WHAT IS EXPECTED: A faithful copy of the entire listing is what is needed.
--------
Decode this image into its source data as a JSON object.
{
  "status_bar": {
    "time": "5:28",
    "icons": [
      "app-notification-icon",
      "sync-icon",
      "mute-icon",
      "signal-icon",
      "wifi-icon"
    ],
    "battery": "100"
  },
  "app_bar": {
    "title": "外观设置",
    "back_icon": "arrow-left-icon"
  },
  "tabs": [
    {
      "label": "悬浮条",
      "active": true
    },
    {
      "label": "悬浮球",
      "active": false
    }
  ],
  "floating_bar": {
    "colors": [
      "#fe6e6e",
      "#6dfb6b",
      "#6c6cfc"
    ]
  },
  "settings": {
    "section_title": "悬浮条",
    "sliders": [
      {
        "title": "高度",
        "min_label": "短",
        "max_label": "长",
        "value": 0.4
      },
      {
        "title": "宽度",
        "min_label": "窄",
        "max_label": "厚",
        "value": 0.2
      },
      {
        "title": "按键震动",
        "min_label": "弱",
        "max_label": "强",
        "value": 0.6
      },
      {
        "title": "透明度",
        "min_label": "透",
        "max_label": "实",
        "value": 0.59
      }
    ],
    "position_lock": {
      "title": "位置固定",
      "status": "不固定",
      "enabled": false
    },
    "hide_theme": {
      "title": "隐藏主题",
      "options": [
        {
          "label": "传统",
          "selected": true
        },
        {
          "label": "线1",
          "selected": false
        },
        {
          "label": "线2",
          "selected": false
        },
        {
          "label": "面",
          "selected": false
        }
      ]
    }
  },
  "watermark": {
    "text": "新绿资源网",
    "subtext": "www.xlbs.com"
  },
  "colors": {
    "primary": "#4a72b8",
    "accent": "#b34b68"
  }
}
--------
PROBLEM SOLUTION:
Decode this image into its source data as a JSON object.
{
  "status_bar": {
    "time": "5:28",
    "icons": [
      "app-notification-icon",
      "sync-icon",
      "mute-icon",
      "signal-icon",
      "wifi-icon"
    ],
    "battery": "100"
  },
  "app_bar": {
    "title": "外观设置",
    "back_icon": "arrow-left-icon"
  },
  "tabs": [
    {
      "label": "悬浮条",
      "active": true
    },
    {
      "label": "悬浮球",
      "active": false
    }
  ],
  "floating_bar": {
    "colors": [
      "#fe6e6e",
      "#6dfb6b",
      "#6c6cfc"
    ]
  },
  "settings": {
    "section_title": "悬浮条",
    "sliders": [
      {
        "title": "高度",
        "min_label": "短",
        "max_label": "长",
        "value": 0.4
      },
      {
        "title": "宽度",
        "min_label": "窄",
        "max_label": "厚",
        "value": 0.2
      },
      {
        "title": "按键震动",
        "min_label": "弱",
        "max_label": "强",
        "value": 0.6
      },
      {
        "title": "透明度",
        "min_label": "透",
        "max_label": "实",
        "value": 0.59
      }
    ],
    "position_lock": {
      "title": "位置固定",
      "status": "不固定",
      "enabled": false
    },
    "hide_theme": {
      "title": "隐藏主题",
      "options": [
        {
          "label": "传统",
          "selected": true
        },
        {
          "label": "线1",
          "selected": false
        },
        {
          "label": "线2",
          "selected": false
        },
        {
          "label": "面",
          "selected": false
        }
      ]
    }
  },
  "watermark": {
    "text": "新绿资源网",
    "subtext": "www.xlbs.com"
  },
  "colors": {
    "primary": "#4a72b8",
    "accent": "#b34b68"
  }
}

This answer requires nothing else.